Bard envisions the liberal arts institution as the hub of a network, rather than a single, self-contained campus. Numerous institutes for special study are available on and off campus, connecting Bard students to the greater community.
The Center for Civic Engagement at Bard College embodies the fundamental belief that education and civil society are inextricably linked. In an age of information overload, it is more important than ever that citizens be educated and trained to think critically and be actively engaged with issues affecting public life.
Cecile E. Kuznitz, (coordinator), Leon Botstein, Bruce Chilton, Yuval Elmelech, Elizabeth Frank, David Nelson, Joel Perlmann, Justus Rosenberg, Shai Secunda
Jewish Studies explores the many facets of the Jewish experience, with course offerings ranging across several millennia and continents. Students concentrating in Jewish Studies also moderate into a divisional program.They may focus, for example, on the classic texts of rabbinic Judaism, the modern Jewish experience in Europe, or the dynamics of contemporary Jewish life in Israel or the United States.
Moderation follows the procedure for the primary program. The board consists of the student’s adviser, who is a member of the Jewish Studies concentration, and two faculty members from the divisional program. The Moderation should demonstrate progress in both Jewish Studies and the student’s divisional program. Senior Projects are directed by a member of the Jewish Studies faculty. The Senior Project board should include at least one member of the divisional program into which the student moderated.
Students are required to take a minimum of five courses in the concentration, including a core course in Jewish Studies, consisting of either Jewish Studies 101, Introduction to Jewish Studies, or one approved course from history and one from religion, such as Religion 212, Archaeology of the Bible; History 181, Jews in the Modern World; and at least 4 credits of instruction in a Jewish language, typically Hebrew.

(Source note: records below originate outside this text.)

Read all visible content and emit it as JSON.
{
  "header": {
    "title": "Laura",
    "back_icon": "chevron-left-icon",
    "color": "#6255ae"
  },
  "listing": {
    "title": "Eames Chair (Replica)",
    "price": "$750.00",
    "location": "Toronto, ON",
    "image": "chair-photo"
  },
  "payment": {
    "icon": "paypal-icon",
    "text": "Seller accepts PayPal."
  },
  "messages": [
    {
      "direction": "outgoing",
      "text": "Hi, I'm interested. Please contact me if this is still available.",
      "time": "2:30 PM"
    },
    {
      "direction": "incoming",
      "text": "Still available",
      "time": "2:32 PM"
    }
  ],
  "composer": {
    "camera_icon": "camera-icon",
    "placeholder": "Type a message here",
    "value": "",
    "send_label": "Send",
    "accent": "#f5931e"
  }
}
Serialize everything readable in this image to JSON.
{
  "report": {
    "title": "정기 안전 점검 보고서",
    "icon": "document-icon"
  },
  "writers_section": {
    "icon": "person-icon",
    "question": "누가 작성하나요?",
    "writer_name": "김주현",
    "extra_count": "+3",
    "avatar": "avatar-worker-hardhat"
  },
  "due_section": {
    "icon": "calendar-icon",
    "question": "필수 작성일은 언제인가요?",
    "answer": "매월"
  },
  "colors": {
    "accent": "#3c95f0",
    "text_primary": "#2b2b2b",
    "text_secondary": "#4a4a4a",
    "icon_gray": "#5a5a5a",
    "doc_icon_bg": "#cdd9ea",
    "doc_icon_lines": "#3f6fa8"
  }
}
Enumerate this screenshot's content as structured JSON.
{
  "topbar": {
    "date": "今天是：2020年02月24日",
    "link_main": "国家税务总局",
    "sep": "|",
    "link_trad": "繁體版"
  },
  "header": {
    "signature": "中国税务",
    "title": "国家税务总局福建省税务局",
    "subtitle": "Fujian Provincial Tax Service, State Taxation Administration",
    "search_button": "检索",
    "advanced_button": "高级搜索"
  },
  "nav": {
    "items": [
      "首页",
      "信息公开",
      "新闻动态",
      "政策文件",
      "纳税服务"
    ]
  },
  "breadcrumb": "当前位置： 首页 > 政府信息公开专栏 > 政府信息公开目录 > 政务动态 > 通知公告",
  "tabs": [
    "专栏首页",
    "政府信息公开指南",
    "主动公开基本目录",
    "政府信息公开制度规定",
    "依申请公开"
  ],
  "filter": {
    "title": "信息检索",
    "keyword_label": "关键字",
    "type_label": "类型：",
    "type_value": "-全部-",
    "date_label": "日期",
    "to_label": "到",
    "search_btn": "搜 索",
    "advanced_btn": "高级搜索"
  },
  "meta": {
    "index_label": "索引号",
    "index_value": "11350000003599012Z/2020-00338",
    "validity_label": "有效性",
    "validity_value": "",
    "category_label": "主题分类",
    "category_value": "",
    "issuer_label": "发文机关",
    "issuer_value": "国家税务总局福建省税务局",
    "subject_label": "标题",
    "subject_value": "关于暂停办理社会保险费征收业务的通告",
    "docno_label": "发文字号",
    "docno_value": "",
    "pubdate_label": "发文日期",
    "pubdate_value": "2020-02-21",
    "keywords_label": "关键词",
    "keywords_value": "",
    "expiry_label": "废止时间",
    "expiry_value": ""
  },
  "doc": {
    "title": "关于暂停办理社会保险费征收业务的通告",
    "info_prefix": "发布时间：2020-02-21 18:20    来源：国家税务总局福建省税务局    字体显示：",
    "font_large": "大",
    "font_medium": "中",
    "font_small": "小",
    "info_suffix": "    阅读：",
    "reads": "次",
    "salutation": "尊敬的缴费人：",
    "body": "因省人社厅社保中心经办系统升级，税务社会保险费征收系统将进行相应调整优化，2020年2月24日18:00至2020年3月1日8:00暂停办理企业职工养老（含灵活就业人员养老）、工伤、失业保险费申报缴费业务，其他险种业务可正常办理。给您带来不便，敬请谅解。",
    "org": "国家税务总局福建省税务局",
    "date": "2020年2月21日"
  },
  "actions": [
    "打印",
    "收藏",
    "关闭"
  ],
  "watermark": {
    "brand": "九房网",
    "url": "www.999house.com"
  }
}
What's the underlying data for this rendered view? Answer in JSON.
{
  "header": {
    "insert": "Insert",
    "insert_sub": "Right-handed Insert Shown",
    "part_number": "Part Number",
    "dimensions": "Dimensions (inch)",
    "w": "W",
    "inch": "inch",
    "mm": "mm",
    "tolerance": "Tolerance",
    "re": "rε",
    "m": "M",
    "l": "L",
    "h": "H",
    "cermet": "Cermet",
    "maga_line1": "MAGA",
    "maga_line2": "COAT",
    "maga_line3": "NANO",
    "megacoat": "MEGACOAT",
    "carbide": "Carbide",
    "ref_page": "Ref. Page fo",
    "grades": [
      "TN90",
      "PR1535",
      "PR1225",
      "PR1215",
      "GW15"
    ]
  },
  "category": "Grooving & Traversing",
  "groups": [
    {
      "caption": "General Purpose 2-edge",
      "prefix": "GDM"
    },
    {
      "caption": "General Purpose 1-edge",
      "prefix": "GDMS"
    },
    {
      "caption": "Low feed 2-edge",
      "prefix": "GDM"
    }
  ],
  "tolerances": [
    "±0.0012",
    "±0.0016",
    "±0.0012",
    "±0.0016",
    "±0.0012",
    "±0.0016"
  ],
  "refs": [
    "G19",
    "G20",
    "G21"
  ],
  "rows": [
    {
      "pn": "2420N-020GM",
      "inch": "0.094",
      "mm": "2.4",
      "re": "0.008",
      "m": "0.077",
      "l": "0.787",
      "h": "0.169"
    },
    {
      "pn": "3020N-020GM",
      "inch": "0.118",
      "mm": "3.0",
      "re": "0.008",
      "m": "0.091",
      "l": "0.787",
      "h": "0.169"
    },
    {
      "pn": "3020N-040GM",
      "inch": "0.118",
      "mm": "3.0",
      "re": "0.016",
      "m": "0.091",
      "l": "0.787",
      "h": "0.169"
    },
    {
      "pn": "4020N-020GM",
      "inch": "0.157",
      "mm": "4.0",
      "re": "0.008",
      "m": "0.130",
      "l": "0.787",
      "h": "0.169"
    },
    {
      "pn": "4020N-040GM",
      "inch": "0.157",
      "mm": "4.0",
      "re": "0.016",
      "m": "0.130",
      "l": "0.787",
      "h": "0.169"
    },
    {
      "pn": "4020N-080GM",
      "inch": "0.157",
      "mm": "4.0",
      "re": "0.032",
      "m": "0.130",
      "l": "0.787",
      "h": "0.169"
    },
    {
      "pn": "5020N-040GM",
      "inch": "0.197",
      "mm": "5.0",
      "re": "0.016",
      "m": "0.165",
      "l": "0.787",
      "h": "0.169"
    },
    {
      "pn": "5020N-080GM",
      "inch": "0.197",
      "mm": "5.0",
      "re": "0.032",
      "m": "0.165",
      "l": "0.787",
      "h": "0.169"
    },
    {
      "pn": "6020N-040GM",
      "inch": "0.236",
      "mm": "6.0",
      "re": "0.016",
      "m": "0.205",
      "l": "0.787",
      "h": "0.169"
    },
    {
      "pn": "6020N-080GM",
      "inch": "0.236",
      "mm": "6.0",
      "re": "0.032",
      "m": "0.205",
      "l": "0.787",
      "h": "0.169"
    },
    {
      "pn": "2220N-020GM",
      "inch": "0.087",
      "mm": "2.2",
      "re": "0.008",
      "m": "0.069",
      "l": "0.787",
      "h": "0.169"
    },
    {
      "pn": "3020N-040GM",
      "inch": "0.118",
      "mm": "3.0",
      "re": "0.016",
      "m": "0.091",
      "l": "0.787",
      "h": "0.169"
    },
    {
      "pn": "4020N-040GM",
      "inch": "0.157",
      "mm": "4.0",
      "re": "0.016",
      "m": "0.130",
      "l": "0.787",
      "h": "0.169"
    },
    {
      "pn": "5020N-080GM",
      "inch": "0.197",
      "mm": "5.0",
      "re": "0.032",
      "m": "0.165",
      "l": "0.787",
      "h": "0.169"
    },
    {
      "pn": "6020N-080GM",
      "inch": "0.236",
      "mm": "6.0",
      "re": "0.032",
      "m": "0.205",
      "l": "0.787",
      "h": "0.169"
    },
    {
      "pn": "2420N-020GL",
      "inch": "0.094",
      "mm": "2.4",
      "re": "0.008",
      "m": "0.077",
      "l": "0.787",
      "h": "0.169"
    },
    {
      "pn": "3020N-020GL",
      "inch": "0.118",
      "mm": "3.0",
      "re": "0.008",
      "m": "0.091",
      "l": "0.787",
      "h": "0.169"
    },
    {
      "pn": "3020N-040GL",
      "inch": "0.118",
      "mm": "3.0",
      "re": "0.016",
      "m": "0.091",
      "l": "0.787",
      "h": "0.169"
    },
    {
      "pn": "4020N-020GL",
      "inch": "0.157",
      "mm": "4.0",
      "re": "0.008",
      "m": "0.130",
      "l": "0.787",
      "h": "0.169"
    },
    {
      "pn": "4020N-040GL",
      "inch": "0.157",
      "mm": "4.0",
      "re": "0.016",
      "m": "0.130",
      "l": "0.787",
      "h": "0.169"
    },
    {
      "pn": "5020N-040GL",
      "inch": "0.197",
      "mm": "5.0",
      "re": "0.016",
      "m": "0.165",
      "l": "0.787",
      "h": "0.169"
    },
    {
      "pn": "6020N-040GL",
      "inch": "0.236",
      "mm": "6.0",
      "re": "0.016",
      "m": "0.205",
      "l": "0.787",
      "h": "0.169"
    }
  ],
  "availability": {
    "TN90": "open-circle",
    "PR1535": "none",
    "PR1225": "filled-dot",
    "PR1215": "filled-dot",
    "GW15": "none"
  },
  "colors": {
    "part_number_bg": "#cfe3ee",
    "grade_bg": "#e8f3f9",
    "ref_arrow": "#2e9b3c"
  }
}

When choosing Jewish Studies electives, at least one course must be outside the division of the student’s primary program; one course must be an Upper College conference or seminar; two Jewish Studies courses should be taken prior to Moderation; and two semesters of Hebrew at the 200 level will count as one elective.
Elementary HebrewHebrew 101-102 This two-semester course introduces students to modern Hebrew as it is spoken and written in Israel today. Beginning with script and pronunciation, the course also covers a wide range of texts and topics that build an active and passive lexicon as well as grammatical structures.
Intermediate Hebrew I, IIHebrew 201, 202 These courses concentrate on developing a significant level of linguistic and communicative competence in Hebrew. An active and passive lexicon is expanded and advanced grammatical structures are introduced through exposure to different kinds of texts. Aspects of Israeli culture and differences between the standard language and the spoken language are highlighted.
Introduction to Jewish StudiesJewish Studies 101cross-listed: historical studies, religionThe primary focus of this course is the history of the Jewish people and Judaism as a religion, but students also examine topics in Jewish literature, society, and politics.
Yiddish Language, Literature, and CultureJewish Studies 115 Yiddish was the primary language of European Jewry and its emigrant communities for nearly one thousand years. The class explores the role of Yiddish in Jewish life and the rich culture produced in the language.Jewishness beyond ReligionJewish Studies 120 centered on religion but expressed as well in how one made a living, what clothes one wore, and what language one spoke. In modern times, Jewish culture became more voluntary and more fractured. While some focused on Judaism as (only) a religion, both the most radical and the most typical way in which Jewishness was redefined was in secular terms. This course explores the intellectual, social, and political movements that led to new secular definitions of Jewish culture and identity.